### Information shown
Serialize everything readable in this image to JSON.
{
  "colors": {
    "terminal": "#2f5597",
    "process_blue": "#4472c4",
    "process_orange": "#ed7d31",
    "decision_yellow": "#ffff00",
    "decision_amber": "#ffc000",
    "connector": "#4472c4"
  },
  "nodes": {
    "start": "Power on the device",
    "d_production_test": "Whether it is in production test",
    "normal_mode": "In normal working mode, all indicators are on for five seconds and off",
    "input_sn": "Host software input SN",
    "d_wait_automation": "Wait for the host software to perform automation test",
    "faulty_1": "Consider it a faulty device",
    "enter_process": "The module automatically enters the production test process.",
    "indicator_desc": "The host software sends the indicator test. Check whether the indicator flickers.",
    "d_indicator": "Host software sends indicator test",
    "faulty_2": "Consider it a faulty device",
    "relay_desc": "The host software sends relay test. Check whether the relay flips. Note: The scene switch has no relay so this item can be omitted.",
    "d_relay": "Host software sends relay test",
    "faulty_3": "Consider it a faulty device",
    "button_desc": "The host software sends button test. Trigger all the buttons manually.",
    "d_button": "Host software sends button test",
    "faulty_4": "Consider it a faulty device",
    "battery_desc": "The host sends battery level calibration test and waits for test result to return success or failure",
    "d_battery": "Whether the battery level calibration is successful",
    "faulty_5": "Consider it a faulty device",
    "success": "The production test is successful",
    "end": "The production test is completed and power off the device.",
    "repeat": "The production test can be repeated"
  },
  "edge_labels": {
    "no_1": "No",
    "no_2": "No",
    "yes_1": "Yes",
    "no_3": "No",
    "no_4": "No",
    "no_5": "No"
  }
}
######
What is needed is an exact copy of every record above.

**Solution**
Serialize everything readable in this image to JSON.
{
  "colors": {
    "terminal": "#2f5597",
    "process_blue": "#4472c4",
    "process_orange": "#ed7d31",
    "decision_yellow": "#ffff00",
    "decision_amber": "#ffc000",
    "connector": "#4472c4"
  },
  "nodes": {
    "start": "Power on the device",
    "d_production_test": "Whether it is in production test",
    "normal_mode": "In normal working mode, all indicators are on for five seconds and off",
    "input_sn": "Host software input SN",
    "d_wait_automation": "Wait for the host software to perform automation test",
    "faulty_1": "Consider it a faulty device",
    "enter_process": "The module automatically enters the production test process.",
    "indicator_desc": "The host software sends the indicator test. Check whether the indicator flickers.",
    "d_indicator": "Host software sends indicator test",
    "faulty_2": "Consider it a faulty device",
    "relay_desc": "The host software sends relay test. Check whether the relay flips. Note: The scene switch has no relay so this item can be omitted.",
    "d_relay": "Host software sends relay test",
    "faulty_3": "Consider it a faulty device",
    "button_desc": "The host software sends button test. Trigger all the buttons manually.",
    "d_button": "Host software sends button test",
    "faulty_4": "Consider it a faulty device",
    "battery_desc": "The host sends battery level calibration test and waits for test result to return success or failure",
    "d_battery": "Whether the battery level calibration is successful",
    "faulty_5": "Consider it a faulty device",
    "success": "The production test is successful",
    "end": "The production test is completed and power off the device.",
    "repeat": "The production test can be repeated"
  },
  "edge_labels": {
    "no_1": "No",
    "no_2": "No",
    "yes_1": "Yes",
    "no_3": "No",
    "no_4": "No",
    "no_5": "No"
  }
}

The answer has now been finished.